(EXERCISE MATERIAL begins)

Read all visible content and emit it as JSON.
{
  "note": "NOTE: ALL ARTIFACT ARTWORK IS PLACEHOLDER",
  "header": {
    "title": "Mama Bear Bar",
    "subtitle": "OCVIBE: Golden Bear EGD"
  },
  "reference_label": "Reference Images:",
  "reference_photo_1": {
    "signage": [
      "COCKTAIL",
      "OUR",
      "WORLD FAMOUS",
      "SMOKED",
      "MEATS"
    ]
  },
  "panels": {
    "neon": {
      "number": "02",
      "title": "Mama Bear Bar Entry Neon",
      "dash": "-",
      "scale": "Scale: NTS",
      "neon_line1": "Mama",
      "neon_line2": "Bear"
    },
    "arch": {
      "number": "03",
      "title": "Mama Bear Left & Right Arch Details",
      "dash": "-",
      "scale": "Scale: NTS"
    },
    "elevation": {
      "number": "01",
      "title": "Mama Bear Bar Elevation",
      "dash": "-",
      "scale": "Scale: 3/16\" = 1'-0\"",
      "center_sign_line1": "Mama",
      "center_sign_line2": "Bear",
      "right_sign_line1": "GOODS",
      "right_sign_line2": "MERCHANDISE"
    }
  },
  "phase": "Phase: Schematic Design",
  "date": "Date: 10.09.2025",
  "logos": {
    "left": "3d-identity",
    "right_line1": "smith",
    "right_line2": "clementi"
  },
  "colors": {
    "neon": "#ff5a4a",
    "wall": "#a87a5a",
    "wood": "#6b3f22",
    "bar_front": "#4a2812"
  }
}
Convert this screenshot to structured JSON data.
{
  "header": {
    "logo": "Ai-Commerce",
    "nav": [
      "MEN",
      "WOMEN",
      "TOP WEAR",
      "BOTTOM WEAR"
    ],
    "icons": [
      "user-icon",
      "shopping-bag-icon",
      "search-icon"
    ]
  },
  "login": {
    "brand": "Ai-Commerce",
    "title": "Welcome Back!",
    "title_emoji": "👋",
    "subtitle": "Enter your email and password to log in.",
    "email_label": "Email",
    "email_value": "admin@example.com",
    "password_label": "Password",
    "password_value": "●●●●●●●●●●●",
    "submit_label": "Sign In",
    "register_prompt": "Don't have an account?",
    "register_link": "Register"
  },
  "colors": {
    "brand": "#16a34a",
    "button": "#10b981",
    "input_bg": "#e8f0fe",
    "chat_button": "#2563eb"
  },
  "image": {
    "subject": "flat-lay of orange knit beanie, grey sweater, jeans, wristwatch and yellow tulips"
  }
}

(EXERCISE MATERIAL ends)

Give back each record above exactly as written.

Read all visible content and emit it as JSON.
{
  "note": "NOTE: ALL ARTIFACT ARTWORK IS PLACEHOLDER",
  "header": {
    "title": "Mama Bear Bar",
    "subtitle": "OCVIBE: Golden Bear EGD"
  },
  "reference_label": "Reference Images:",
  "reference_photo_1": {
    "signage": [
      "COCKTAIL",
      "OUR",
      "WORLD FAMOUS",
      "SMOKED",
      "MEATS"
    ]
  },
  "panels": {
    "neon": {
      "number": "02",
      "title": "Mama Bear Bar Entry Neon",
      "dash": "-",
      "scale": "Scale: NTS",
      "neon_line1": "Mama",
      "neon_line2": "Bear"
    },
    "arch": {
      "number": "03",
      "title": "Mama Bear Left & Right Arch Details",
      "dash": "-",
      "scale": "Scale: NTS"
    },
    "elevation": {
      "number": "01",
      "title": "Mama Bear Bar Elevation",
      "dash": "-",
      "scale": "Scale: 3/16\" = 1'-0\"",
      "center_sign_line1": "Mama",
      "center_sign_line2": "Bear",
      "right_sign_line1": "GOODS",
      "right_sign_line2": "MERCHANDISE"
    }
  },
  "phase": "Phase: Schematic Design",
  "date": "Date: 10.09.2025",
  "logos": {
    "left": "3d-identity",
    "right_line1": "smith",
    "right_line2": "clementi"
  },
  "colors": {
    "neon": "#ff5a4a",
    "wall": "#a87a5a",
    "wood": "#6b3f22",
    "bar_front": "#4a2812"
  }
}
Convert this screenshot to structured JSON data.
{
  "header": {
    "logo": "Ai-Commerce",
    "nav": [
      "MEN",
      "WOMEN",
      "TOP WEAR",
      "BOTTOM WEAR"
    ],
    "icons": [
      "user-icon",
      "shopping-bag-icon",
      "search-icon"
    ]
  },
  "login": {
    "brand": "Ai-Commerce",
    "title": "Welcome Back!",
    "title_emoji": "👋",
    "subtitle": "Enter your email and password to log in.",
    "email_label": "Email",
    "email_value": "admin@example.com",
    "password_label": "Password",
    "password_value": "●●●●●●●●●●●",
    "submit_label": "Sign In",
    "register_prompt": "Don't have an account?",
    "register_link": "Register"
  },
  "colors": {
    "brand": "#16a34a",
    "button": "#10b981",
    "input_bg": "#e8f0fe",
    "chat_button": "#2563eb"
  },
  "image": {
    "subject": "flat-lay of orange knit beanie, grey sweater, jeans, wristwatch and yellow tulips"
  }
}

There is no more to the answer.